### MATERIALS PROVIDED

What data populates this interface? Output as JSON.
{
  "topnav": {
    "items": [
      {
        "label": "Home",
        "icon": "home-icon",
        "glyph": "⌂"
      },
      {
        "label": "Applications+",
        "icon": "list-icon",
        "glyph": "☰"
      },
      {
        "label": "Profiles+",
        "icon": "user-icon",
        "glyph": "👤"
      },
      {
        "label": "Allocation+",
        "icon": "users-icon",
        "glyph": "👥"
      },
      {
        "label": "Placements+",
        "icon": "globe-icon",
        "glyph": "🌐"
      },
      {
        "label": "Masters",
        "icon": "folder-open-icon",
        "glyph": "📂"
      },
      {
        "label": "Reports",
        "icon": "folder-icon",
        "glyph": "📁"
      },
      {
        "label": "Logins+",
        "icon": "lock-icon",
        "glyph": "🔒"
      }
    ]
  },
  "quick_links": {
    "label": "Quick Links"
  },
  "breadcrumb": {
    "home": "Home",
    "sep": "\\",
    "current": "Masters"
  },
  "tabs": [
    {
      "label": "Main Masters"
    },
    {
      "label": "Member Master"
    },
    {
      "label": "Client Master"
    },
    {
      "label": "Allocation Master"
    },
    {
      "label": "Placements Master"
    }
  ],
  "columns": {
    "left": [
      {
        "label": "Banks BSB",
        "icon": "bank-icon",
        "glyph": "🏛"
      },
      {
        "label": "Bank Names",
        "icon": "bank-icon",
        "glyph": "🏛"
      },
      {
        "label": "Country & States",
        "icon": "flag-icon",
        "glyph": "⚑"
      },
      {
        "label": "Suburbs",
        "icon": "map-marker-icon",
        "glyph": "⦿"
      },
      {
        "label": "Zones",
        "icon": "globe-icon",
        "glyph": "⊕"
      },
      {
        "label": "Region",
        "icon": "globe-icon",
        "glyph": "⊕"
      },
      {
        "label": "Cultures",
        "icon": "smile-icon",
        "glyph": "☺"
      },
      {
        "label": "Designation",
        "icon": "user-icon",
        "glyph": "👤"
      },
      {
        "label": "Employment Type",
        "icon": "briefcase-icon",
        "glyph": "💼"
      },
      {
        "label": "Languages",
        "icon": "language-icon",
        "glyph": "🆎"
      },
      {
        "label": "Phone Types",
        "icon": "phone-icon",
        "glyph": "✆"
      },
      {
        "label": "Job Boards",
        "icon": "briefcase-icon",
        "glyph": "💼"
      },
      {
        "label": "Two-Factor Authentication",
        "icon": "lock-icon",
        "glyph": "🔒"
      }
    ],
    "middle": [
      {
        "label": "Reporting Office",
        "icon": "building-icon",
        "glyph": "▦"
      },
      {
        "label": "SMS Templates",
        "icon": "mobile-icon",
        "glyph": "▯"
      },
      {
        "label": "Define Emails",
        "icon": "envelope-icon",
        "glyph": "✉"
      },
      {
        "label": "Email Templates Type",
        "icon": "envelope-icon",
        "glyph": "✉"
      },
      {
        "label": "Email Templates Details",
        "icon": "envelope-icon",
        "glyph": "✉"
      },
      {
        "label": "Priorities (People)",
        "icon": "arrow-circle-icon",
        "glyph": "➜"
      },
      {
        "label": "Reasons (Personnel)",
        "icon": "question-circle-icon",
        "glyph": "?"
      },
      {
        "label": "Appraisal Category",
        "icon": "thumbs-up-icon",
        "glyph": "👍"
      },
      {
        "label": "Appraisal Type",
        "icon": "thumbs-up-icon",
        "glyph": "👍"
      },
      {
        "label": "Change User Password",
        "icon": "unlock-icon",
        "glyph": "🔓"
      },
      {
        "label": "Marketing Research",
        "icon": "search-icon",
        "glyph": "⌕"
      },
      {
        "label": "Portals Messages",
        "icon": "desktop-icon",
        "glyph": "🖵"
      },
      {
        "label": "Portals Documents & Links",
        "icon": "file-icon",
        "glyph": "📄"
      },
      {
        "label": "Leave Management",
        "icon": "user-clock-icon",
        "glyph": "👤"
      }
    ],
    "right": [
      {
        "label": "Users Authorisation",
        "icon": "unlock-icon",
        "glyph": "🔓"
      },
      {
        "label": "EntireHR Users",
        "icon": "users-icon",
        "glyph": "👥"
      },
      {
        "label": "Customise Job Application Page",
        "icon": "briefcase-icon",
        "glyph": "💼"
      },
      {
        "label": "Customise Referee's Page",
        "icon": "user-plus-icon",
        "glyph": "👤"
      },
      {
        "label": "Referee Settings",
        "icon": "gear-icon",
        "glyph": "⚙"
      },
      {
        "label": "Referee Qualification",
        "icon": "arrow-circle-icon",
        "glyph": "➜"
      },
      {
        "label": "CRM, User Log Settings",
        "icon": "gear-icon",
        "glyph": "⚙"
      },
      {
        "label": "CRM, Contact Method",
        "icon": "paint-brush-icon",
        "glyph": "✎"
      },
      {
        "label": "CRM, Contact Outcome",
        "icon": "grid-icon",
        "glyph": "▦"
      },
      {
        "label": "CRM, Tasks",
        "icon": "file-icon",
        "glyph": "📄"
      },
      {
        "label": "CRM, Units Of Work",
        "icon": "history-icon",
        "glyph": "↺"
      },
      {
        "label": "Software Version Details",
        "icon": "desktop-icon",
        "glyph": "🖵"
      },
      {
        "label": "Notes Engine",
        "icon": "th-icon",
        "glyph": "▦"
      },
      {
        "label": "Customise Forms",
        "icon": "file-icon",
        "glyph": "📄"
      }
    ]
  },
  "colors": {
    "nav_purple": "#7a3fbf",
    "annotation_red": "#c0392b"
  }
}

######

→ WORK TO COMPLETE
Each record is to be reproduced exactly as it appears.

→ EXERCISE RESULT
What data populates this interface? Output as JSON.
{
  "topnav": {
    "items": [
      {
        "label": "Home",
        "icon": "home-icon",
        "glyph": "⌂"
      },
      {
        "label": "Applications+",
        "icon": "list-icon",
        "glyph": "☰"
      },
      {
        "label": "Profiles+",
        "icon": "user-icon",
        "glyph": "👤"
      },
      {
        "label": "Allocation+",
        "icon": "users-icon",
        "glyph": "👥"
      },
      {
        "label": "Placements+",
        "icon": "globe-icon",
        "glyph": "🌐"
      },
      {
        "label": "Masters",
        "icon": "folder-open-icon",
        "glyph": "📂"
      },
      {
        "label": "Reports",
        "icon": "folder-icon",
        "glyph": "📁"
      },
      {
        "label": "Logins+",
        "icon": "lock-icon",
        "glyph": "🔒"
      }
    ]
  },
  "quick_links": {
    "label": "Quick Links"
  },
  "breadcrumb": {
    "home": "Home",
    "sep": "\\",
    "current": "Masters"
  },
  "tabs": [
    {
      "label": "Main Masters"
    },
    {
      "label": "Member Master"
    },
    {
      "label": "Client Master"
    },
    {
      "label": "Allocation Master"
    },
    {
      "label": "Placements Master"
    }
  ],
  "columns": {
    "left": [
      {
        "label": "Banks BSB",
        "icon": "bank-icon",
        "glyph": "🏛"
      },
      {
        "label": "Bank Names",
        "icon": "bank-icon",
        "glyph": "🏛"
      },
      {
        "label": "Country & States",
        "icon": "flag-icon",
        "glyph": "⚑"
      },
      {
        "label": "Suburbs",
        "icon": "map-marker-icon",
        "glyph": "⦿"
      },
      {
        "label": "Zones",
        "icon": "globe-icon",
        "glyph": "⊕"
      },
      {
        "label": "Region",
        "icon": "globe-icon",
        "glyph": "⊕"
      },
      {
        "label": "Cultures",
        "icon": "smile-icon",
        "glyph": "☺"
      },
      {
        "label": "Designation",
        "icon": "user-icon",
        "glyph": "👤"
      },
      {
        "label": "Employment Type",
        "icon": "briefcase-icon",
        "glyph": "💼"
      },
      {
        "label": "Languages",
        "icon": "language-icon",
        "glyph": "🆎"
      },
      {
        "label": "Phone Types",
        "icon": "phone-icon",
        "glyph": "✆"
      },
      {
        "label": "Job Boards",
        "icon": "briefcase-icon",
        "glyph": "💼"
      },
      {
        "label": "Two-Factor Authentication",
        "icon": "lock-icon",
        "glyph": "🔒"
      }
    ],
    "middle": [
      {
        "label": "Reporting Office",
        "icon": "building-icon",
        "glyph": "▦"
      },
      {
        "label": "SMS Templates",
        "icon": "mobile-icon",
        "glyph": "▯"
      },
      {
        "label": "Define Emails",
        "icon": "envelope-icon",
        "glyph": "✉"
      },
      {
        "label": "Email Templates Type",
        "icon": "envelope-icon",
        "glyph": "✉"
      },
      {
        "label": "Email Templates Details",
        "icon": "envelope-icon",
        "glyph": "✉"
      },
      {
        "label": "Priorities (People)",
        "icon": "arrow-circle-icon",
        "glyph": "➜"
      },
      {
        "label": "Reasons (Personnel)",
        "icon": "question-circle-icon",
        "glyph": "?"
      },
      {
        "label": "Appraisal Category",
        "icon": "thumbs-up-icon",
        "glyph": "👍"
      },
      {
        "label": "Appraisal Type",
        "icon": "thumbs-up-icon",
        "glyph": "👍"
      },
      {
        "label": "Change User Password",
        "icon": "unlock-icon",
        "glyph": "🔓"
      },
      {
        "label": "Marketing Research",
        "icon": "search-icon",
        "glyph": "⌕"
      },
      {
        "label": "Portals Messages",
        "icon": "desktop-icon",
        "glyph": "🖵"
      },
      {
        "label": "Portals Documents & Links",
        "icon": "file-icon",
        "glyph": "📄"
      },
      {
        "label": "Leave Management",
        "icon": "user-clock-icon",
        "glyph": "👤"
      }
    ],
    "right": [
      {
        "label": "Users Authorisation",
        "icon": "unlock-icon",
        "glyph": "🔓"
      },
      {
        "label": "EntireHR Users",
        "icon": "users-icon",
        "glyph": "👥"
      },
      {
        "label": "Customise Job Application Page",
        "icon": "briefcase-icon",
        "glyph": "💼"
      },
      {
        "label": "Customise Referee's Page",
        "icon": "user-plus-icon",
        "glyph": "👤"
      },
      {
        "label": "Referee Settings",
        "icon": "gear-icon",
        "glyph": "⚙"
      },
      {
        "label": "Referee Qualification",
        "icon": "arrow-circle-icon",
        "glyph": "➜"
      },
      {
        "label": "CRM, User Log Settings",
        "icon": "gear-icon",
        "glyph": "⚙"
      },
      {
        "label": "CRM, Contact Method",
        "icon": "paint-brush-icon",
        "glyph": "✎"
      },
      {
        "label": "CRM, Contact Outcome",
        "icon": "grid-icon",
        "glyph": "▦"
      },
      {
        "label": "CRM, Tasks",
        "icon": "file-icon",
        "glyph": "📄"
      },
      {
        "label": "CRM, Units Of Work",
        "icon": "history-icon",
        "glyph": "↺"
      },
      {
        "label": "Software Version Details",
        "icon": "desktop-icon",
        "glyph": "🖵"
      },
      {
        "label": "Notes Engine",
        "icon": "th-icon",
        "glyph": "▦"
      },
      {
        "label": "Customise Forms",
        "icon": "file-icon",
        "glyph": "📄"
      }
    ]
  },
  "colors": {
    "nav_purple": "#7a3fbf",
    "annotation_red": "#c0392b"
  }
}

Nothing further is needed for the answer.